Our Collections

The AMNH collection of amphibians and reptiles ranks among the world's largest herpetological collections. The separately catalogued collections of amphibians and reptiles total more than 351,000 specimens.

The geographical scope of the Herpetology collection is global. Aside from the United States, areas especially well represented include Mexico, Papua New Guinea, Colombia, China, Peru, and Cuba, each represented by over 10,000 specimens. The collection also covers a very broad taxonomic range.
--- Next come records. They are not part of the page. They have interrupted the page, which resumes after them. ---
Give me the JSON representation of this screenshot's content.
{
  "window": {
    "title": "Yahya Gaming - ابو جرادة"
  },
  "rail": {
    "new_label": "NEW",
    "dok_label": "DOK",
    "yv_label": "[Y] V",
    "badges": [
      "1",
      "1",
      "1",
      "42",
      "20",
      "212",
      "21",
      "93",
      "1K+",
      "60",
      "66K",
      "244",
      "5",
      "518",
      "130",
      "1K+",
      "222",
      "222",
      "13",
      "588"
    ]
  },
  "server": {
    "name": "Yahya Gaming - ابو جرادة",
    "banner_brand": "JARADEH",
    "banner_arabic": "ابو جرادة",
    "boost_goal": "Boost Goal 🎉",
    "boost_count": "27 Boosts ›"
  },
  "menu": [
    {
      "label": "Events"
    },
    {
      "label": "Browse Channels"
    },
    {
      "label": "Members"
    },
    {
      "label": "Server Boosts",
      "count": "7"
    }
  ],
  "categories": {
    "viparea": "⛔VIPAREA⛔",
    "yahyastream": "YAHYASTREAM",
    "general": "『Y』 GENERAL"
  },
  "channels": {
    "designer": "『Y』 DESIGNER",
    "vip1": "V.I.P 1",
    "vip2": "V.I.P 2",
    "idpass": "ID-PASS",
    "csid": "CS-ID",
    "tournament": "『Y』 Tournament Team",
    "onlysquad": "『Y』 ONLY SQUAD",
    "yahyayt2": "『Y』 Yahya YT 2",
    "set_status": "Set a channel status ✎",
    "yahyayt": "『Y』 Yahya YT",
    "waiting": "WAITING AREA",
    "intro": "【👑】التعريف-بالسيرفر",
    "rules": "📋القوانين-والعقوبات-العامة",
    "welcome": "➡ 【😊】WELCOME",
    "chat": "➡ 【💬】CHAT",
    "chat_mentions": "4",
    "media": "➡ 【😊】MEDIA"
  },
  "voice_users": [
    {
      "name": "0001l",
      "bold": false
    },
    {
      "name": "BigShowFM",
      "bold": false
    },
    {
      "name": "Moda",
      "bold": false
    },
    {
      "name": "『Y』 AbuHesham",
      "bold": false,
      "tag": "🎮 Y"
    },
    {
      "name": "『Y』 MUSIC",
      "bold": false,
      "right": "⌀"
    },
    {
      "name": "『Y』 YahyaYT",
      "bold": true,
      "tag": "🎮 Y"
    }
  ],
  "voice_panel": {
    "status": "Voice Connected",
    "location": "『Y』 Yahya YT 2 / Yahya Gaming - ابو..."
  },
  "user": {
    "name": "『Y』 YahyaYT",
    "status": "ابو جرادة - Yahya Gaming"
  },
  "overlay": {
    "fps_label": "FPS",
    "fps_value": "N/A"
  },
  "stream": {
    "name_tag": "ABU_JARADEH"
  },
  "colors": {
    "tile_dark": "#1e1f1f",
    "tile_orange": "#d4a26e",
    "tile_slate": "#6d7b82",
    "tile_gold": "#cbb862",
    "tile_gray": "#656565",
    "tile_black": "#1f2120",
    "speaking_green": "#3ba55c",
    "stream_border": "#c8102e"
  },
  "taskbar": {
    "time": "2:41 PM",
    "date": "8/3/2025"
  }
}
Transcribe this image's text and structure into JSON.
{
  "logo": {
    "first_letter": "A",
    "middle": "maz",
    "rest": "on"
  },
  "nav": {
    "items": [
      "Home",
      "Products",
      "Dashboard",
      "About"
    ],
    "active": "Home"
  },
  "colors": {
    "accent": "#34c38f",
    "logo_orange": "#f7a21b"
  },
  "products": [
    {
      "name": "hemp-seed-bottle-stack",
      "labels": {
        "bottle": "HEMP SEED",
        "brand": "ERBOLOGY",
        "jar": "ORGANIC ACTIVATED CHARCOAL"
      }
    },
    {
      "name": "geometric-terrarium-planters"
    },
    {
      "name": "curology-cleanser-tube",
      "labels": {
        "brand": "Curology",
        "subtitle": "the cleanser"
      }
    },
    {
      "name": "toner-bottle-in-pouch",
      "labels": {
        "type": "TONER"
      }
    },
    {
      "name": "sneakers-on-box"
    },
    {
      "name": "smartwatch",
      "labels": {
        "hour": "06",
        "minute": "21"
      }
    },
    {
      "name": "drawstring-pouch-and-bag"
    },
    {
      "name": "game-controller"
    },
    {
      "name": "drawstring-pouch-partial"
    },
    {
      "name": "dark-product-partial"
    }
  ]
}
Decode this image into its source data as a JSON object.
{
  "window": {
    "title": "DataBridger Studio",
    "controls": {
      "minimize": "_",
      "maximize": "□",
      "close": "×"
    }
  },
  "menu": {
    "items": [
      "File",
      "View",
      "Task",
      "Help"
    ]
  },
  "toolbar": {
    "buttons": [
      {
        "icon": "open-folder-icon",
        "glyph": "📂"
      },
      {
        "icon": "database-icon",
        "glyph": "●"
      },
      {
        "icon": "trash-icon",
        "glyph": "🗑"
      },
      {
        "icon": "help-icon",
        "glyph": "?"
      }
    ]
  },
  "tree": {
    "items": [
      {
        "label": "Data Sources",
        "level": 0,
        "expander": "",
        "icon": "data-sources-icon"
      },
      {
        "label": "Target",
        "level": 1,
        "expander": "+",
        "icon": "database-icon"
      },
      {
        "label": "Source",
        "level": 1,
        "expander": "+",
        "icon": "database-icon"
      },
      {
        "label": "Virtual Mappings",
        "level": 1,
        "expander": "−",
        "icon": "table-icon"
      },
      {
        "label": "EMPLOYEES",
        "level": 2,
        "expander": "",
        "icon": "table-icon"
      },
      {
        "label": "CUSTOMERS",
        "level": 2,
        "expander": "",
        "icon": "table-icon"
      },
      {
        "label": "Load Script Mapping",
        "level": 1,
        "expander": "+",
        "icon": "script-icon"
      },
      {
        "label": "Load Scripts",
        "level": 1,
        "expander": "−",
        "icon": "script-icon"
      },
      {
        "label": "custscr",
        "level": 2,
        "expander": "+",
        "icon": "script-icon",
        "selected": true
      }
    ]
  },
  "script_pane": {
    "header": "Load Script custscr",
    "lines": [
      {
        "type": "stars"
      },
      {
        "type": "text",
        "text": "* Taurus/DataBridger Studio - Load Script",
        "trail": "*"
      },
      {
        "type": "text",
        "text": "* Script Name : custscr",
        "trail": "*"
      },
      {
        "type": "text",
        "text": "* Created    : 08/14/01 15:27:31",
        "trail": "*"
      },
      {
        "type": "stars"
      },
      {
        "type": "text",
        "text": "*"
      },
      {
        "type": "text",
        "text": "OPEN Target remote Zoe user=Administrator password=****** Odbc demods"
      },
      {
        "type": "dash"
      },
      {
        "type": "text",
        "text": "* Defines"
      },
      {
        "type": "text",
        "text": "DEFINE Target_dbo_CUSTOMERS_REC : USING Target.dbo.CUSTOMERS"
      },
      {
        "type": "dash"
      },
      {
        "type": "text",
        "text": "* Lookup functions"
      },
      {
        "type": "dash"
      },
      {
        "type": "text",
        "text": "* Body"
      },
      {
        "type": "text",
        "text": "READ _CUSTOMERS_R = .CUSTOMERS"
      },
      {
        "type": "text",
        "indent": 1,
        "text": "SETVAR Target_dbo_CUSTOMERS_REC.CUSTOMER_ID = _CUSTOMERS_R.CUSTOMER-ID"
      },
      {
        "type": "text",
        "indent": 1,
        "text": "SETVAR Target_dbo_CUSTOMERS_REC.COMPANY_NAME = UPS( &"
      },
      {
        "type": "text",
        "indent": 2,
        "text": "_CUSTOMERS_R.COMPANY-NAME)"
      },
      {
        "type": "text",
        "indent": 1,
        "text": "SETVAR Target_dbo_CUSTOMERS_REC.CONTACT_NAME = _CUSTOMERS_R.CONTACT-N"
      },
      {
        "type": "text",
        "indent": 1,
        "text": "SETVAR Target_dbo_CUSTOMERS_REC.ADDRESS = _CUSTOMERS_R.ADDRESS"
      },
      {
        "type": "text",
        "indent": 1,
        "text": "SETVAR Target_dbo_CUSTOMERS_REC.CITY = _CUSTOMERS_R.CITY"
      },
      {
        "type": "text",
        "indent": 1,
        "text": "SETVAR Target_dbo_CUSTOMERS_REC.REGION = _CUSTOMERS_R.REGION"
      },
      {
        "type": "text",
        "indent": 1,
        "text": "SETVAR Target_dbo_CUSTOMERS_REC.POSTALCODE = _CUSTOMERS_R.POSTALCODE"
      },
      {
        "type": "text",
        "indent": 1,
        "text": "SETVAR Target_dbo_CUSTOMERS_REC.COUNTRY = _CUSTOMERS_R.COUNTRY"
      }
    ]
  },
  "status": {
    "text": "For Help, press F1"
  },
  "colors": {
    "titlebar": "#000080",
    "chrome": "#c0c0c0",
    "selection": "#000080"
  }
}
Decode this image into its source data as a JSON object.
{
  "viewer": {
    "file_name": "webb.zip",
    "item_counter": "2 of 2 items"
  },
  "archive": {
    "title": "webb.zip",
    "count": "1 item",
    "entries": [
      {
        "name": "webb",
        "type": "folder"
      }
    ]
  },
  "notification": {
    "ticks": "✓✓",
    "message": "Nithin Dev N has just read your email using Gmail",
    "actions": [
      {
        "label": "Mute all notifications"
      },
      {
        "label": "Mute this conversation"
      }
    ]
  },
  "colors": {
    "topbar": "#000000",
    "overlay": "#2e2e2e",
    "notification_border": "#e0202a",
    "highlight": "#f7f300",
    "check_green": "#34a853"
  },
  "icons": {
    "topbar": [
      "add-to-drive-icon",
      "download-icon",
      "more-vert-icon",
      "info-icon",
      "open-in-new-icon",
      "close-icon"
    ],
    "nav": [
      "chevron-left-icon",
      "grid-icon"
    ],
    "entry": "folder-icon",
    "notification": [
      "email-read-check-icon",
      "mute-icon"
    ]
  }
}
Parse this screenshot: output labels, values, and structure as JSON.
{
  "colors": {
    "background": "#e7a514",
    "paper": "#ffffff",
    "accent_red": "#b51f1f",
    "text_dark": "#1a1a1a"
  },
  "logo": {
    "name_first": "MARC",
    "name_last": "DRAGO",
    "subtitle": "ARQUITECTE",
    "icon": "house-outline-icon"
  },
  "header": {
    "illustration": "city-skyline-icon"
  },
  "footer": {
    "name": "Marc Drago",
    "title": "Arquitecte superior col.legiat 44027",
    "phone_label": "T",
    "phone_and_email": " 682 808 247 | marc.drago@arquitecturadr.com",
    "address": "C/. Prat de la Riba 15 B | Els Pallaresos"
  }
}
All living orders and families of the Amphibia and Reptilia are represented, as are most of the genera.

While most of the specimens in the collection are fixed and stored in ethanol, the department has a number of special specimen collections:

  • Type Collection: about 682 primary types (holotype, lectotype, syntype, etc)
  • Tissue Collection: over 7500 tissue samples, mostly with vouchers in the ethanol collection
  • Maximillian Collection: about 487 specimens from the early 19th-century explorer/naturalist Prince Maximilian von Wied-Neuwied
  • Larval Collection: Anuran larvae are cataloged as lots and predominately stored in formalin
  • Skeleton and Cleared & Stained Collections: about 8900 specimens are dry skeletons or skins, and about 1700 are cleared and stained skeletons
  • Synoptic Hemipenis Collection: over 600 hemipenes, primarily snakes
  • Synoptic Maxilla Collection: maxillae of over 300 reptiles, primarily snakes
  • Anatomical Collection: uncataloged specimens available for informal examination and/or dissections
  • Chromosome, Histological and SEM Preparations: about 6000 specimens

The department also houses several non-specimen collections:

  • Tape recordings: recordings of vocalizations, predominantly frogs—approximately 800 are vouchered by specimens in the collection (of 2200 total)
  • Photo archives: several thousand photographs, predominantly of vouchered specimens
  • Department archives: field notes, correspondence, etc.
  • Department library: books, journals, and reprints for use of staff and visitors; these cannot be removed from the department